(What is being asked) A faithful copy of every entry is the goal; keep the images out of it.

(Data for this exercise)
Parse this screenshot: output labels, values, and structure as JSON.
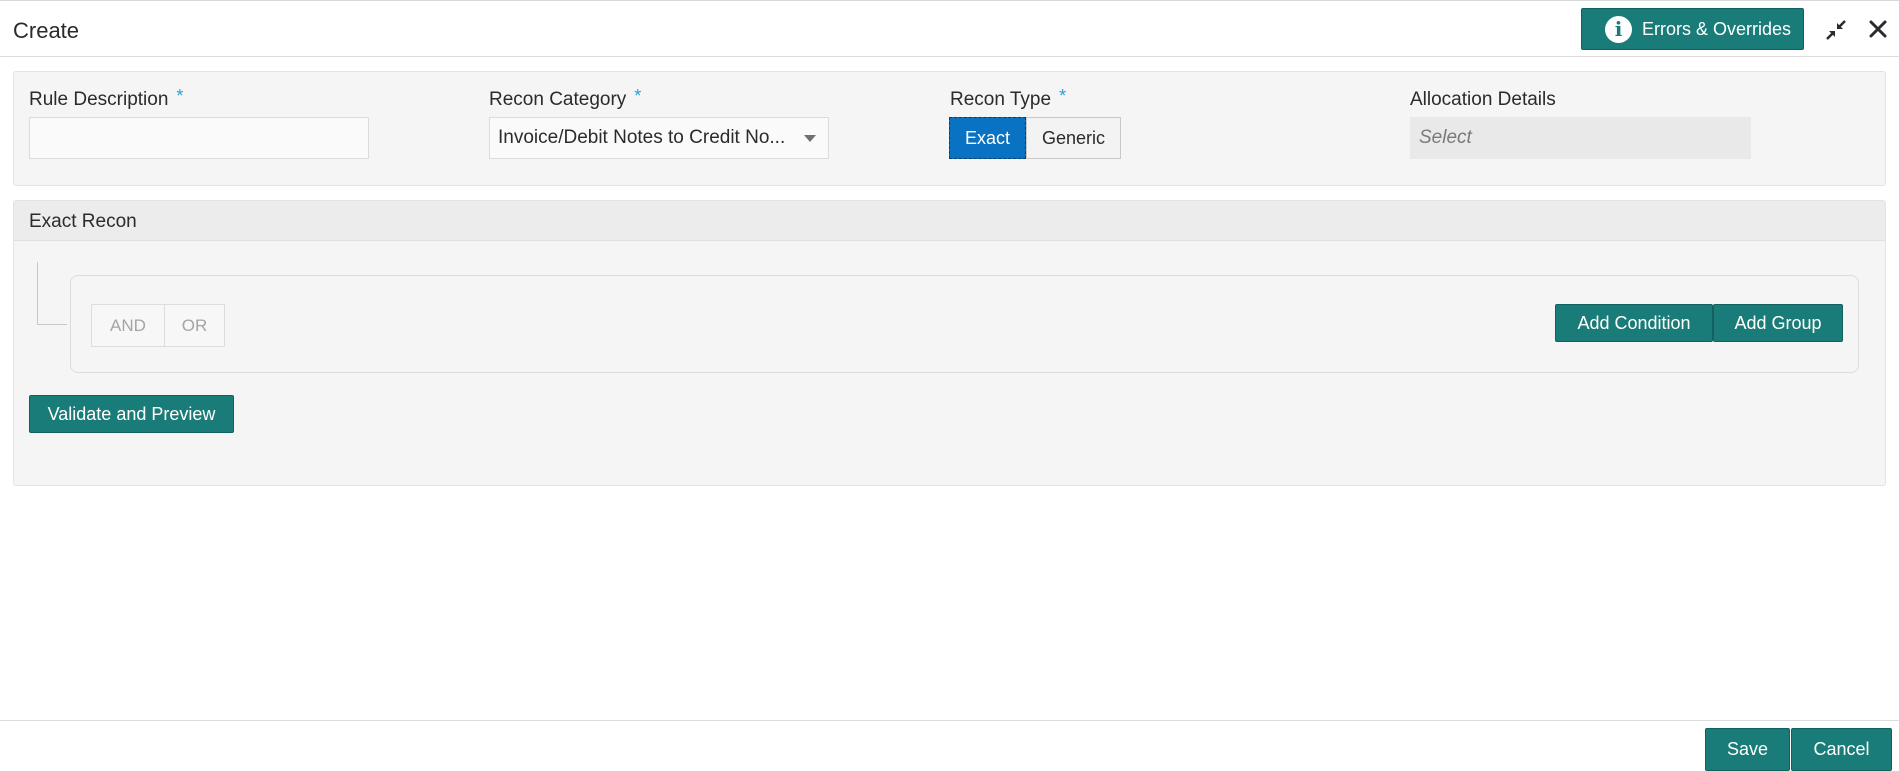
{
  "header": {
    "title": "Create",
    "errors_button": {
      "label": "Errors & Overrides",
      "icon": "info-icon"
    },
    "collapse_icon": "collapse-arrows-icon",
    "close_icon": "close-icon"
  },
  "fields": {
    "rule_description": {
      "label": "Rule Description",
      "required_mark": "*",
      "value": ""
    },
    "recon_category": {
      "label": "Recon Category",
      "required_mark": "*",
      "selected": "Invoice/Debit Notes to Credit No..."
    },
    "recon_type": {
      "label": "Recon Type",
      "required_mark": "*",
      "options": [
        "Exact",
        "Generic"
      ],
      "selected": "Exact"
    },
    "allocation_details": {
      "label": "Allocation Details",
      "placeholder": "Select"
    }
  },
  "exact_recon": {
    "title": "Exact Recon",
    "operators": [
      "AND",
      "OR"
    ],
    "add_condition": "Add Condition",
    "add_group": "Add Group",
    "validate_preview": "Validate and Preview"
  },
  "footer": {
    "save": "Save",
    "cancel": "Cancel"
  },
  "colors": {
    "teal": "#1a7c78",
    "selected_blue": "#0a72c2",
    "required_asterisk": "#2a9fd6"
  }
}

(Task response)
Parse this screenshot: output labels, values, and structure as JSON.
{
  "header": {
    "title": "Create",
    "errors_button": {
      "label": "Errors & Overrides",
      "icon": "info-icon"
    },
    "collapse_icon": "collapse-arrows-icon",
    "close_icon": "close-icon"
  },
  "fields": {
    "rule_description": {
      "label": "Rule Description",
      "required_mark": "*",
      "value": ""
    },
    "recon_category": {
      "label": "Recon Category",
      "required_mark": "*",
      "selected": "Invoice/Debit Notes to Credit No..."
    },
    "recon_type": {
      "label": "Recon Type",
      "required_mark": "*",
      "options": [
        "Exact",
        "Generic"
      ],
      "selected": "Exact"
    },
    "allocation_details": {
      "label": "Allocation Details",
      "placeholder": "Select"
    }
  },
  "exact_recon": {
    "title": "Exact Recon",
    "operators": [
      "AND",
      "OR"
    ],
    "add_condition": "Add Condition",
    "add_group": "Add Group",
    "validate_preview": "Validate and Preview"
  },
  "footer": {
    "save": "Save",
    "cancel": "Cancel"
  },
  "colors": {
    "teal": "#1a7c78",
    "selected_blue": "#0a72c2",
    "required_asterisk": "#2a9fd6"
  }
}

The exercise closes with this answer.